Leal primarily played on the edge in college but projects better as a five- to three-tech in the NFL. That versatility should help boost his draft stock as he projects as a late first- to early-second-round pick. The Aggie would be best for a team that’s looking for a one-gap, run-stuffing interior defensive linemen.

What to Watch for in 2021:

Can he get more reps and excel on the inside? Leal primarily played as a defensive end in 2020, but his size and lack of bend will likely push him to more of a defensive tackle role at the next level. Given his lack of experience as an interior defender, it will be beneficial for the big man to prove he can also win in that role.

Fit with the Raiders:

The Raiders currently have eight defensive tackles on their training camp roster and seven of them will be playing on the last year of their contract. The only player with multiple years left on his deal is undrafted free agent Darius Stills, so it’s safe to say interior defenders will be one of the team’s biggest needs in the offseason.

As for Leal’s fit with Las Vegas schematically, he would be a great fit as a defensive tackle in defensive coordinator Gus Bradley’s system. The Texas A&M product could easily be the Silver and Blacks’ first pick of the draft, depending on how the board falls.

Clips:

I don’t think you can find a play that does a better job of showing off Leal’s strength than the clip above. He’s lined up as a standup outside backer and is facing off against Stone Forsythe, who was drafted by the Seattle Seahawks a few months ago.

Leal recognizes that Forsythe is trying to reach him, moves his feet and gets his hands on the tackle’s chest to secure the edge. Once the running back commits to the B-gap, the Aggie has the strength – and because his hands are in the right spot – to shed this block with ease and throw Forsythe to the ground.

The ball carrier tries to bounce it at the last second but since Leal had great gap discipline, it’s too late and he’s able to make a tackle for loss.

This stunt by Leal is just a work of art. He sets up the E/T game perfectly by working up the field initially and has perfect timing with his hands as he literally catches the offensive lineman’s. Once that tackle opens his hips to the sideline, the pass rusher starts to work inside with a strong rip move to give himself a clear path to go get a hit on the quarterback. A perfectly executed line game.

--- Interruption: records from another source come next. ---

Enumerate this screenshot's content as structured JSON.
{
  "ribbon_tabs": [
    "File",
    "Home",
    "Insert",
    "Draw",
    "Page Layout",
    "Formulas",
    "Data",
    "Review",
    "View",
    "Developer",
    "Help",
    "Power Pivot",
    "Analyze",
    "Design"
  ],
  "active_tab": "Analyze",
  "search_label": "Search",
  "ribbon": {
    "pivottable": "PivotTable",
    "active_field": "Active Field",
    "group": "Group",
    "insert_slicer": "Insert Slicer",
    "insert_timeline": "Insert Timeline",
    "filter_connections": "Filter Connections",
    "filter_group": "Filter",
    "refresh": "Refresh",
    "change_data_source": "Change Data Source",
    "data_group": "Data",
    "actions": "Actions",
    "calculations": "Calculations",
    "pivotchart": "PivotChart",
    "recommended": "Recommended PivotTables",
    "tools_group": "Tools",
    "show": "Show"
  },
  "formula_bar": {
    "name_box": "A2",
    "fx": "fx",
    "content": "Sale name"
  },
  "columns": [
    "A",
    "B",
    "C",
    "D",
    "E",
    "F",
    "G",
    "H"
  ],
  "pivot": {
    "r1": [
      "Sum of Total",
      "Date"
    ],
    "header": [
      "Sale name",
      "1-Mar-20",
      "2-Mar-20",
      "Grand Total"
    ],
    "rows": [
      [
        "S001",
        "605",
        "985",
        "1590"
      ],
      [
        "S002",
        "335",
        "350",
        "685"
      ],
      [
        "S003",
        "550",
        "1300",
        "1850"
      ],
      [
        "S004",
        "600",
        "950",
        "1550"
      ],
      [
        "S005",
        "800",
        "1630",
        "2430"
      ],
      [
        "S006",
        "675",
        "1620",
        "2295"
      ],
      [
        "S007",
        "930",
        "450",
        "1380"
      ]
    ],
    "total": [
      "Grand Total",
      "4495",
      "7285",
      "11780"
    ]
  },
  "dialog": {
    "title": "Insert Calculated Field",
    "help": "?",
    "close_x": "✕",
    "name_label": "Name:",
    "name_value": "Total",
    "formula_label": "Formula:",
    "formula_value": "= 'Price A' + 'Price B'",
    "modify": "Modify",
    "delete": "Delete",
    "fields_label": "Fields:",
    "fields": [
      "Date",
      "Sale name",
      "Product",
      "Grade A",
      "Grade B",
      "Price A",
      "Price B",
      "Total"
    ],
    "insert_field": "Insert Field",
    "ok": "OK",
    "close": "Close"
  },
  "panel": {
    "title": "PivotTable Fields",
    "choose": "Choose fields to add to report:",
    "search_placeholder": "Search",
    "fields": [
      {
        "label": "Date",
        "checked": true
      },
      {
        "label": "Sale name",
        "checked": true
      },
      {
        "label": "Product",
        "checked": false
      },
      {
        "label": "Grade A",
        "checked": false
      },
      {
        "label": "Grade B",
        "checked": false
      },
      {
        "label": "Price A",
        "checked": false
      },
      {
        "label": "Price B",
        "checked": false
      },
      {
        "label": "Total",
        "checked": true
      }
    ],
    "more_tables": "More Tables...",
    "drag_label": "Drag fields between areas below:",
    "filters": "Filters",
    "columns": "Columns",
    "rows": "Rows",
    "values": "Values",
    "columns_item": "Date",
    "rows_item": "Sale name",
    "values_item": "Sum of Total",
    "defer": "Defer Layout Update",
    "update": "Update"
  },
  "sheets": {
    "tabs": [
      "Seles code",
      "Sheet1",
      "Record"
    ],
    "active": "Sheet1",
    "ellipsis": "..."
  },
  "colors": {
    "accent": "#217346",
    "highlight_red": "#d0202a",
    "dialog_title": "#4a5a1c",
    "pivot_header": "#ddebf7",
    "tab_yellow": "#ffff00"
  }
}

In the clip above, we’re going to get another excellent example of how the Texas A&M product can get off blocks. He’s two-gapping here, which means he’s responsible for both the B- and C-gaps and explains the lateral first-step and slow get off. Like the play above, his hand placement is perfect and allows him to control the offensive lineman.

The tackle is able to get inside of Leal a little bit, but Leal’s strength allows him to shuck the tackle and effectively close the B-gap with the man. Finally, the defender breaks down after defeating the block and because No. 5 does his job too, there’s nowhere to run and this is another tackle for loss.

How about one more example of Leal’s block shedding, just because I love it so much. It really is a thing of beauty.

Evan Neal, No. 73 for Alabama, is projected to be one of the best offensive tackles in this year’s draft class and is 6’7” 360 pounds, but Leal makes him look like a rag doll on this play. The defensive lineman’s hand placement isn’t quite as precise as we’ve seen in the other examples, notice his right hand is outside of the tackle’s shoulder, but it doesn’t matter since Leal has the strength to toss Neal and go factor into the play.

This final clip won’t show up on the stat sheet but is something the Aggie can build on moving forward.

Initially, he’s going to set up and work an inside stick move but the tackle does a pretty good job of picking it up. Once Leal recognizes that his initial move isn’t working and he’s about to get washed inside, he sticks his feet in the ground and pivots to a spin move. Neal wasn’t expecting that counter and ends up being the one who gets washed down into the mess, leaving Leal to rush freely and force the quarterback to get rid of the ball.